WORK ORDER
Report every line below that has the string "accent" in it.
--- EXERCISE MATERIALS Enclosed Below ---
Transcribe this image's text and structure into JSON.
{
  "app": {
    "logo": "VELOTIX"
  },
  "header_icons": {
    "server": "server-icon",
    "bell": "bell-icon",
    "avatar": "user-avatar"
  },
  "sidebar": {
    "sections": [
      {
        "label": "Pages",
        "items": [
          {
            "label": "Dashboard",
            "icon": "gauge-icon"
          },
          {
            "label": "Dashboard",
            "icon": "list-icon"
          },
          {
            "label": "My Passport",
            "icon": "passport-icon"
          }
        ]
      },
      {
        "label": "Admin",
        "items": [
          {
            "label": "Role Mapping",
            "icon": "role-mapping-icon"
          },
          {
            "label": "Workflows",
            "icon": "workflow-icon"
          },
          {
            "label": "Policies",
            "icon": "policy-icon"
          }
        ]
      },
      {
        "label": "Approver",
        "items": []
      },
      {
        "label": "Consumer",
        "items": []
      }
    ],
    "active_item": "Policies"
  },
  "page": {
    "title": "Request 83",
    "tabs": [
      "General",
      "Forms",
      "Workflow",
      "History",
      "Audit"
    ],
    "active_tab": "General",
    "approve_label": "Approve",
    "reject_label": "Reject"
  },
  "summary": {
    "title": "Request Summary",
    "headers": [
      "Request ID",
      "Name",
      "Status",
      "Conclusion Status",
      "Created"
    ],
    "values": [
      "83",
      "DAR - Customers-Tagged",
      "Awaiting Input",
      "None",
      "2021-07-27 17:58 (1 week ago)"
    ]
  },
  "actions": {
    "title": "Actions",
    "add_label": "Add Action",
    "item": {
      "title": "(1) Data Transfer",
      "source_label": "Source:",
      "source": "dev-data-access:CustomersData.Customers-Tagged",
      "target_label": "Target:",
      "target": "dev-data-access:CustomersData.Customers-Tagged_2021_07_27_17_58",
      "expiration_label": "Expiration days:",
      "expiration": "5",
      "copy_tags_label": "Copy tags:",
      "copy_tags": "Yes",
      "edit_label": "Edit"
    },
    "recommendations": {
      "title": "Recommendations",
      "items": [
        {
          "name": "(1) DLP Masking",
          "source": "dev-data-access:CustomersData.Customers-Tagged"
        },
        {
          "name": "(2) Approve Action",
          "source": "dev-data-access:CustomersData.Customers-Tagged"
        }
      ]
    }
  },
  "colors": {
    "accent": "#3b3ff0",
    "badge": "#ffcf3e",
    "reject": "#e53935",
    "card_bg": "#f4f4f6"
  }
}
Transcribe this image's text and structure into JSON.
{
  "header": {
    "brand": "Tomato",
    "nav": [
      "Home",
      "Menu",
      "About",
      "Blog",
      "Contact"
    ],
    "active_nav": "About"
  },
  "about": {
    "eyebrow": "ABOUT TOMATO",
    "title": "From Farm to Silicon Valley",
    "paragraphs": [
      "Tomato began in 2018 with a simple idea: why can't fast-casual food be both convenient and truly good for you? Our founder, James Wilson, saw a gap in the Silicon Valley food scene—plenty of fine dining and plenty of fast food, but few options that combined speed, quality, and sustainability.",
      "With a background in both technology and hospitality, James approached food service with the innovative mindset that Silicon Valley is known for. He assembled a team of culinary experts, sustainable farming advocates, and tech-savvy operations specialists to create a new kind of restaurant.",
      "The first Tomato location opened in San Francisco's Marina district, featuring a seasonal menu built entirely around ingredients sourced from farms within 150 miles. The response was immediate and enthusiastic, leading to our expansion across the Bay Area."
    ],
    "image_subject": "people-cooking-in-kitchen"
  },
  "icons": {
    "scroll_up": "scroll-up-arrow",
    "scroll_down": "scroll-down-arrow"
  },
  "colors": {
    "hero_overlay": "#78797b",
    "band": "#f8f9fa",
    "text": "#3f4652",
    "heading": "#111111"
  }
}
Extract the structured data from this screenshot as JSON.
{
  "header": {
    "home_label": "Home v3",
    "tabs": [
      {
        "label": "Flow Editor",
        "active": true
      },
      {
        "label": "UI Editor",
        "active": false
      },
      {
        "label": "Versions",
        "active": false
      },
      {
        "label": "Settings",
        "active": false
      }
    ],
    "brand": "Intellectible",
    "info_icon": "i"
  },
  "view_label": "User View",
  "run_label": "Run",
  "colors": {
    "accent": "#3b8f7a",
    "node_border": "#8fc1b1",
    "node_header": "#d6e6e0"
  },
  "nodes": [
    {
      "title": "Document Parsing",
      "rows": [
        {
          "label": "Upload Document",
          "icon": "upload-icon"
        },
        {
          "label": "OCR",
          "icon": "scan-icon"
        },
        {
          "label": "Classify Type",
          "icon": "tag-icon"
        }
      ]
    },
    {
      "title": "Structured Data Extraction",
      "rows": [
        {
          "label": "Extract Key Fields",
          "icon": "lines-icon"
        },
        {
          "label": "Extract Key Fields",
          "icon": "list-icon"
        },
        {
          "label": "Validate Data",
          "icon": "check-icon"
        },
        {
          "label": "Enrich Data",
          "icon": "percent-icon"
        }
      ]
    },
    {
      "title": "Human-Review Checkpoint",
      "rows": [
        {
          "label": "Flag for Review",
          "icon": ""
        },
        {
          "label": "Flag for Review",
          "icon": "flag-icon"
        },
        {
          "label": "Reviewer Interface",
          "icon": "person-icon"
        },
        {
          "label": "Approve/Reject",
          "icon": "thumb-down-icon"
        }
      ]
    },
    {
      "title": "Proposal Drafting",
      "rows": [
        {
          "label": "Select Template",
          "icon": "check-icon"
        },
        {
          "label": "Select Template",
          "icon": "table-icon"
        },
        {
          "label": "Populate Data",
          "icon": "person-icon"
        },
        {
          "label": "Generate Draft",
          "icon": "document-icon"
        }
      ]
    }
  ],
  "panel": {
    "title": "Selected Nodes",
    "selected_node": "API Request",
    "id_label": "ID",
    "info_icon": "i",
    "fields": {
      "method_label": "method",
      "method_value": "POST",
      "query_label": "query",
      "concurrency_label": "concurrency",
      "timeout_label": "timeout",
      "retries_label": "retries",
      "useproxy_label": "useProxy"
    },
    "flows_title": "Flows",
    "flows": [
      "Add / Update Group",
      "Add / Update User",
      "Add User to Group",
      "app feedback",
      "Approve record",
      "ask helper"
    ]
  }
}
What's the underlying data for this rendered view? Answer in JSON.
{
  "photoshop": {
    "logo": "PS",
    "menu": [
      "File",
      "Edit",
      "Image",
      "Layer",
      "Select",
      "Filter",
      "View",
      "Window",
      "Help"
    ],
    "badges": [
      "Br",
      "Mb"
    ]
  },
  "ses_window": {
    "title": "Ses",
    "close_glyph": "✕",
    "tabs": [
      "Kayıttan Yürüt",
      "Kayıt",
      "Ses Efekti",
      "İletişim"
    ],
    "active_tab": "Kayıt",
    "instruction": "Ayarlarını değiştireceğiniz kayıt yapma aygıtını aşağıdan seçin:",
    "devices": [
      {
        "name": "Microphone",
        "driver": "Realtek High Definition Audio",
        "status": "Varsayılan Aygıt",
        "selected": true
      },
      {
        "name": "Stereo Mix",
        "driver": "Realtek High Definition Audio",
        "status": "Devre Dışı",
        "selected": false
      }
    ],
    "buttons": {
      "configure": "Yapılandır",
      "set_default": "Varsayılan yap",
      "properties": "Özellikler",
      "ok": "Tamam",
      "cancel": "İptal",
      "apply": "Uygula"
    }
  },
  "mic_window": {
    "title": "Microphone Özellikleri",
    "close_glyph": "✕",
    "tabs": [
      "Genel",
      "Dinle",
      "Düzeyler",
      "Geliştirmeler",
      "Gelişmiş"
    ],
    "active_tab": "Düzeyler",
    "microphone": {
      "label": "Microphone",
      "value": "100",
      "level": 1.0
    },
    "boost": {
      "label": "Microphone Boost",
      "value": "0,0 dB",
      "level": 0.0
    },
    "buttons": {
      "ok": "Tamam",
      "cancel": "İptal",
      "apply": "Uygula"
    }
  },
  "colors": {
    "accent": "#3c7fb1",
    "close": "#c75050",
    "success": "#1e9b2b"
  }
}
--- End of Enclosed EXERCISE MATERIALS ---
WRITTEN SOLUTION
    "accent": "#3b3ff0",
    "accent": "#3b8f7a",
    "accent": "#3c7fb1",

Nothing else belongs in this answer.